• About this task:
Below are records to repeat exactly; do not include any pictures.

• Excerpted data:

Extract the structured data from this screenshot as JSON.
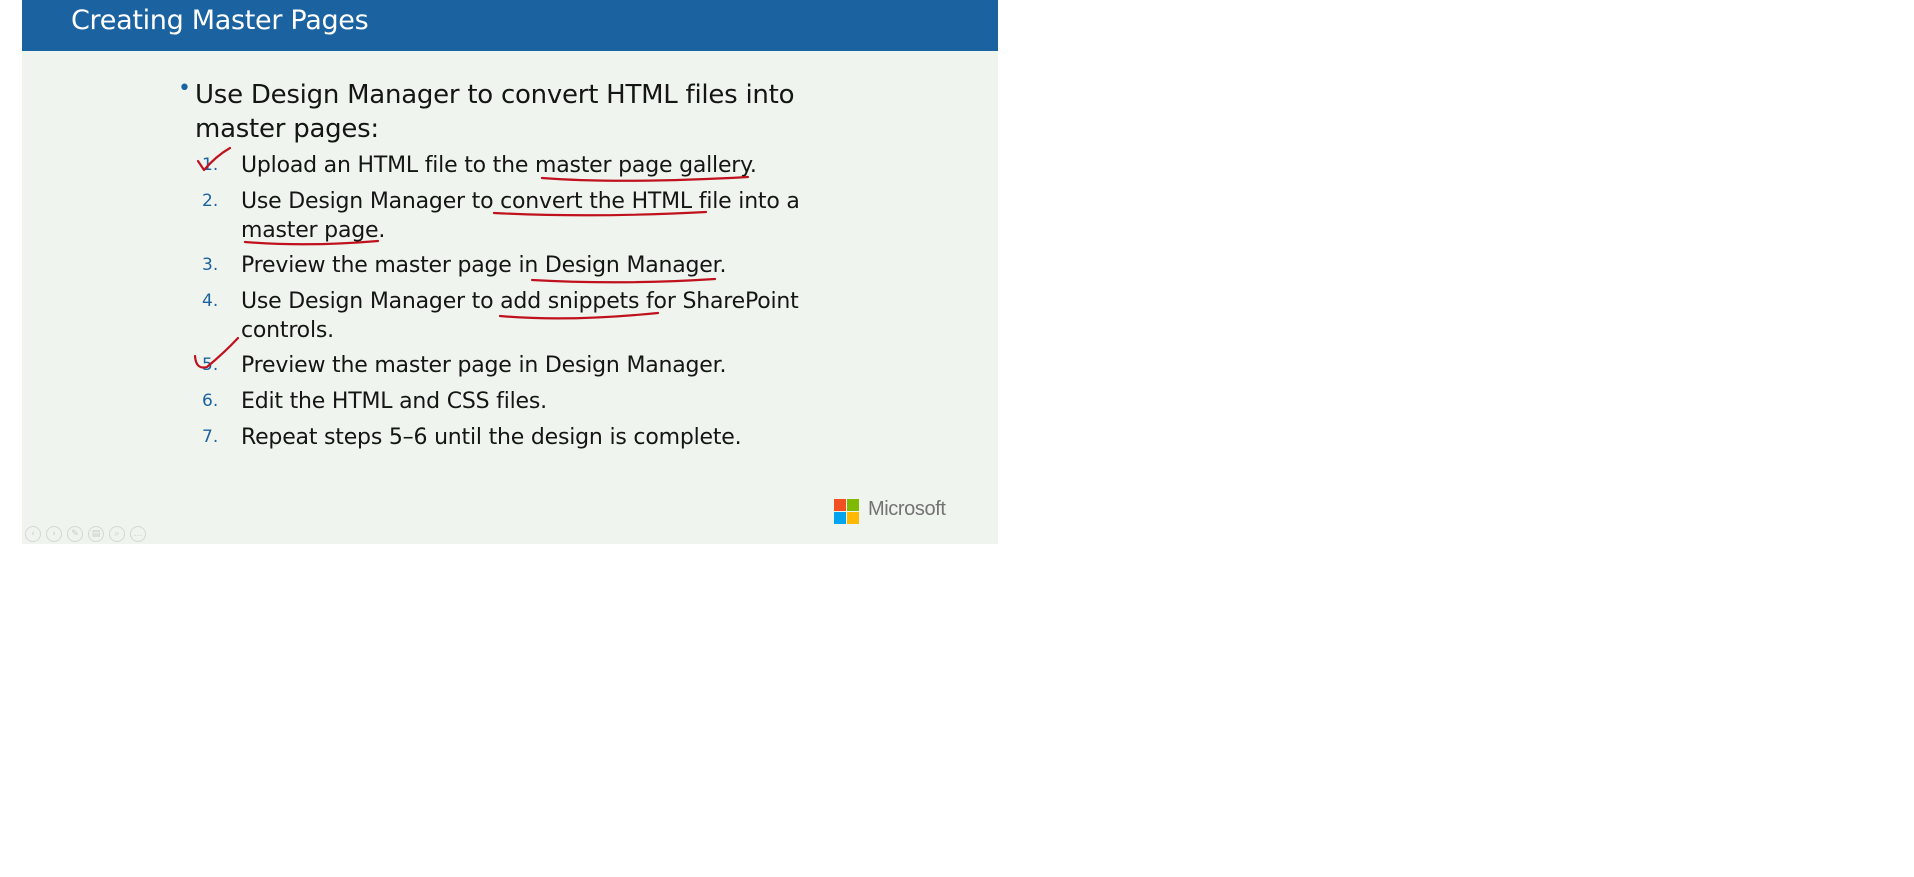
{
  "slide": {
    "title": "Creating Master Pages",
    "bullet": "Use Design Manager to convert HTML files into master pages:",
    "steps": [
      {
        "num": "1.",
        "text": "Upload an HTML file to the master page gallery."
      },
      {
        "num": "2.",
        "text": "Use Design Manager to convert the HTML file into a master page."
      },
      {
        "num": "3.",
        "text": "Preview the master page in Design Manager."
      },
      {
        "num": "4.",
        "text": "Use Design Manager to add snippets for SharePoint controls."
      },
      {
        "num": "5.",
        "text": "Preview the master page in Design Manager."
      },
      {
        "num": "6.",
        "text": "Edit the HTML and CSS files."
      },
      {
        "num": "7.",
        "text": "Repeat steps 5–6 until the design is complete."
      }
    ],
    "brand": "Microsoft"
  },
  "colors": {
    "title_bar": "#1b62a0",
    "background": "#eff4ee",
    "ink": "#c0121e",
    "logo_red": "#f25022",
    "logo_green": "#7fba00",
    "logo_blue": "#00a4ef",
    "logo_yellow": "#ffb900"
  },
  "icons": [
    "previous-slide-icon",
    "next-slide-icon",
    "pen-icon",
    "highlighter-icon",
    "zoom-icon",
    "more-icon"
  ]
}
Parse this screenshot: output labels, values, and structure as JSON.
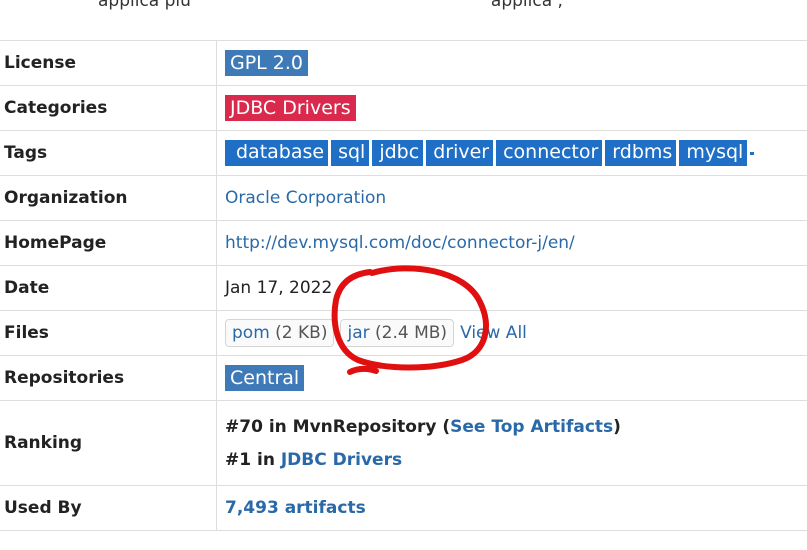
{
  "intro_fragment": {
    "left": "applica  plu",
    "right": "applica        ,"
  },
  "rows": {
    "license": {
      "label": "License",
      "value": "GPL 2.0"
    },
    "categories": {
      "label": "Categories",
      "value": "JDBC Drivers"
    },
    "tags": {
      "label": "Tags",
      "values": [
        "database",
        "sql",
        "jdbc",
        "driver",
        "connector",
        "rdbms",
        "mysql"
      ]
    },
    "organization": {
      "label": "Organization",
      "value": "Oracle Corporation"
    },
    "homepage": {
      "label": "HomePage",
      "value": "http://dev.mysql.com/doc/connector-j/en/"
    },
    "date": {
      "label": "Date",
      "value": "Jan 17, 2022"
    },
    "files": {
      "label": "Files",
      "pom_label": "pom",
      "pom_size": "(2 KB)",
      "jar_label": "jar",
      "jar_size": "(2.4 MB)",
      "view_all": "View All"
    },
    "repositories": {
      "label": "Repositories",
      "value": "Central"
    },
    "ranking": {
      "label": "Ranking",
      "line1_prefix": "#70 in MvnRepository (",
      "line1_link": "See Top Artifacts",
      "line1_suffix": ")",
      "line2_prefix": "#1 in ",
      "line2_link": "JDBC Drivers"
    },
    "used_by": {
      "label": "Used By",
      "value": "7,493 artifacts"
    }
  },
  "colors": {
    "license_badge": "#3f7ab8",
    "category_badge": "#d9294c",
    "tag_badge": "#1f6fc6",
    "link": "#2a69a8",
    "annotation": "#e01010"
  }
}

• Worked solution:
Extract the structured data from this screenshot as JSON.
{
  "slide": {
    "title": "Creating Master Pages",
    "bullet": "Use Design Manager to convert HTML files into master pages:",
    "steps": [
      {
        "num": "1.",
        "text": "Upload an HTML file to the master page gallery."
      },
      {
        "num": "2.",
        "text": "Use Design Manager to convert the HTML file into a master page."
      },
      {
        "num": "3.",
        "text": "Preview the master page in Design Manager."
      },
      {
        "num": "4.",
        "text": "Use Design Manager to add snippets for SharePoint controls."
      },
      {
        "num": "5.",
        "text": "Preview the master page in Design Manager."
      },
      {
        "num": "6.",
        "text": "Edit the HTML and CSS files."
      },
      {
        "num": "7.",
        "text": "Repeat steps 5–6 until the design is complete."
      }
    ],
    "brand": "Microsoft"
  },
  "colors": {
    "title_bar": "#1b62a0",
    "background": "#eff4ee",
    "ink": "#c0121e",
    "logo_red": "#f25022",
    "logo_green": "#7fba00",
    "logo_blue": "#00a4ef",
    "logo_yellow": "#ffb900"
  },
  "icons": [
    "previous-slide-icon",
    "next-slide-icon",
    "pen-icon",
    "highlighter-icon",
    "zoom-icon",
    "more-icon"
  ]
}
Parse this screenshot: output labels, values, and structure as JSON.
{
  "intro_fragment": {
    "left": "applica  plu",
    "right": "applica        ,"
  },
  "rows": {
    "license": {
      "label": "License",
      "value": "GPL 2.0"
    },
    "categories": {
      "label": "Categories",
      "value": "JDBC Drivers"
    },
    "tags": {
      "label": "Tags",
      "values": [
        "database",
        "sql",
        "jdbc",
        "driver",
        "connector",
        "rdbms",
        "mysql"
      ]
    },
    "organization": {
      "label": "Organization",
      "value": "Oracle Corporation"
    },
    "homepage": {
      "label": "HomePage",
      "value": "http://dev.mysql.com/doc/connector-j/en/"
    },
    "date": {
      "label": "Date",
      "value": "Jan 17, 2022"
    },
    "files": {
      "label": "Files",
      "pom_label": "pom",
      "pom_size": "(2 KB)",
      "jar_label": "jar",
      "jar_size": "(2.4 MB)",
      "view_all": "View All"
    },
    "repositories": {
      "label": "Repositories",
      "value": "Central"
    },
    "ranking": {
      "label": "Ranking",
      "line1_prefix": "#70 in MvnRepository (",
      "line1_link": "See Top Artifacts",
      "line1_suffix": ")",
      "line2_prefix": "#1 in ",
      "line2_link": "JDBC Drivers"
    },
    "used_by": {
      "label": "Used By",
      "value": "7,493 artifacts"
    }
  },
  "colors": {
    "license_badge": "#3f7ab8",
    "category_badge": "#d9294c",
    "tag_badge": "#1f6fc6",
    "link": "#2a69a8",
    "annotation": "#e01010"
  }
}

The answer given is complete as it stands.